Vegetarian Awareness Month Kicks Off with World Vegetarian Day
Carnivores are being challenged to lighten their diets and go meatless in October, which marks Vegetarian Awareness Month.
On October 1, World Vegetarian Day, vegetarians and non-vegetarians alike have taken to social media channels like Twitter to promote the campaign and share their recipes for meatless meals.
Celebrity chef Jamie Oliver, who’s been a vocal supporter of the meat-free Mondays movement, offered up his top vegetarian recipes like Rigatoni with roasted tomatoes, Keralan veggie curry and Sicilian eggplant stew.
Originally started in 1977 by the North American Vegetarian Society, the movement grew into a global event when it was endorsed by the International Vegetarian Union a year later.
During the month of October, carnivores are encouraged to make concerted efforts to eat meatless meals a few days a week or take up the full challenge and go meat-free for the entire month.
Those who take up the challenge can also register their efforts for the chance to win cash loot: $1,000 for those who go vegetarian for the full month; $500 for a week; and $250 for one day.
That means abstaining from meat, fish and fowl.
New research out of market research firm Mintel, meanwhile, found that the vegetarian market is on the rise around the world: in 2013, 12 percent of global food and drink product launches carried a vegetarian claim, up from six percent in 2009.
According to the North American Vegetarian Society, vegetarian diets reduce the risk of heart disease, stroke and cancer.
On a global scale, eating less meat also provides a viable answer to issues around global food security and shortages and is an environmentally friendly, socially responsible lifestyle.
Do Vegetarian’s Really Live Longer?
1. Low blood pressure: In the latest study, researchers found that not only do vegetarians have lower blood pressure on average, but that vegetarian diets could be used to lower blood pressure among people who need an intervention.
2. Lower risk of death: A 2013 study of more than 70,000 people found that vegetarians had a 12% lower risk of death compared with non-vegetarians.
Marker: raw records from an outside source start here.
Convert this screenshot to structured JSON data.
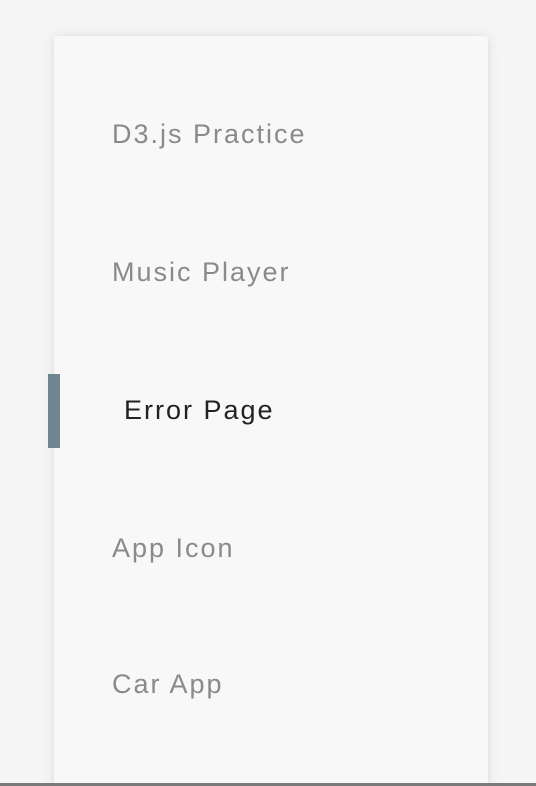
{
  "menu": {
    "items": [
      {
        "label": "D3.js Practice",
        "active": false
      },
      {
        "label": "Music Player",
        "active": false
      },
      {
        "label": "Error Page",
        "active": true
      },
      {
        "label": "App Icon",
        "active": false
      },
      {
        "label": "Car App",
        "active": false
      }
    ]
  },
  "colors": {
    "background": "#f5f5f5",
    "card": "#f8f8f8",
    "inactive_text": "#8a8a8a",
    "active_text": "#222222",
    "active_indicator": "#6f8592"
  }
}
With none of the saturated fat and cholesterol that clogs arteries, vegetarians may be at a lower risk for chronic diseases overall.
3. Better moods: A 2012 study randomly split participants into a three diets: all-meat allowed, fish-only, and vegetarian no-meat. The researchers found that after two weeks, the people on the vegetarian diet reported more mood improvements than those on the other two diets.
4. Less chance of heart disease: Another 2013 study of 44,000 people reported that vegetarians were 32% less likely to develop ischemic heart disease.
5. Lower risk of cancer: Researchers at Loma Linda University in California studied different versions of the vegetarian diet and cancer risk among people at a low risk for cancer overall and discovered that a vegetarian diet may have protective benefits. Although the study is not the final say on the matter, vegans had the lowest risk for cancers, specifically cancers most common among women, like breast cancer.
6. Lower risk of diabetes: Studies have shown that vegetarians are at a lower risk for developing diabetes. While the diet won’t cure the disease, it can lower an individual’s risk by helping them maintain weight and improve blood sugar control.
7. Less likely to be overweight: Research shows that vegetarians tend to be leaner than their meat-eating counterparts, and that they also tend to have lower cholesterol and body mass index (BMI). Some data suggests that a vegetarian diet can help with weight loss and be better for maintaining a healthy weight over time.